I never did much coverage of our 2008 trip to Guatemala, primarily because neither of us were wild about the destination. We found Antigua too touristy, the Puerto Quetzal area too run down, the rainy season (which lasts much of the year) a bit too restrictive and the no-see-ums that found their way into our beds way too itchy. But still, in every bad travel experience, there’s a silver lining.
While we were staying in the shantytown of Monterrico in a beachfront motel we booked upon arrival, we stumbled upon a gem of a restaurant, Taberna El Pelicano, that we found ourselves returning to nightly; it was just that good. On our second or third dinner there, the owner stopped by for a chat, then wound up inviting us to play poker with a bunch of locals at one of their homes. We went, and by the end of the evening—or dawn’s early light as the case may have been—one of the guys at the poker table offered to take us out on the river the next day.
Seeing as the rain prohibited many of our pre-planned activities, we had nothing on our day’s itinerary. Who were we to pass up an authentic view of the area through the eyes of a pair of locals?
We met him and his friend in town and they walked us to the dock, before hauling a canoe down the dirt path. Little did he know, SVV was about to be put to work, too. I guess there really is no such thing as a free lunch, right?
Being female gets you out of a lot of manual labor, and so I got to sit pretty while the three men did all the rowing. (I’m more than happy to exploit my gender when it works in my favor, let me tell you.)
The area we explored was an intricate system of canals rife in wildlife, particularly birds, and as green as could be thanks to the nonstop showers. The skies never did clear, but the rain stayed at bay for much of the day, and the moodiness of the landscape only added to the experience.

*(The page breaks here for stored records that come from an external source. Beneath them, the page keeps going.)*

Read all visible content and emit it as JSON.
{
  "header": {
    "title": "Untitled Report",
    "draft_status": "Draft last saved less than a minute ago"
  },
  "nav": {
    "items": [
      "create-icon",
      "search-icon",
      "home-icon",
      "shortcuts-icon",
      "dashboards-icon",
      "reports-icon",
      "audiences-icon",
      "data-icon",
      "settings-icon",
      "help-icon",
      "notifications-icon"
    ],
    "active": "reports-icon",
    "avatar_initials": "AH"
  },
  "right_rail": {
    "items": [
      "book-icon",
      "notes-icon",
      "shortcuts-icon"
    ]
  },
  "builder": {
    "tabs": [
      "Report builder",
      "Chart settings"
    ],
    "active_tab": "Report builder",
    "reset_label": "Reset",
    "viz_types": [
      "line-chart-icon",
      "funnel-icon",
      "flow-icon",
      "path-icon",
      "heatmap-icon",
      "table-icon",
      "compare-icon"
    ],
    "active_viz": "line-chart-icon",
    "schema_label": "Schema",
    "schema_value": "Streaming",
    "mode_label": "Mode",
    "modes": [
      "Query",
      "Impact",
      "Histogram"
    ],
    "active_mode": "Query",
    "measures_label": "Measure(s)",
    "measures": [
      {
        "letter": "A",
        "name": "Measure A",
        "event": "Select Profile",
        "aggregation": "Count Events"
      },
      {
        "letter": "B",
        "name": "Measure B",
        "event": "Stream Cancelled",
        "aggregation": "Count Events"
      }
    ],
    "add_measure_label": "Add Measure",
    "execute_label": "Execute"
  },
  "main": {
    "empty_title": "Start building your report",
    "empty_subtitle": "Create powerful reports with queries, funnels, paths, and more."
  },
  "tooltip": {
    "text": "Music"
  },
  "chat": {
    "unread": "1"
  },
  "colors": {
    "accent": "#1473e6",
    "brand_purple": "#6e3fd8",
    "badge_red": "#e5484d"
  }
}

We rowed down the river and then rowed some more. For hours, I floated while the men worked. Apparently, canoe is the preferred method of transport around the area; we passed several during our half-day tour.
My butt was starting to get sore when, out of nowhere, our intrepid rowers pulled over and got out of the canoe. We followed and took a little walk through the swampy area—me, more tentatively than the others as I had had it with bugs on this particular trip—before boarding our chariot once more and heading back to town.
This little day trip may have been uneventful but it was a slice of kindness from perfect strangers and more than enough to turn our entire Guatemala trip around.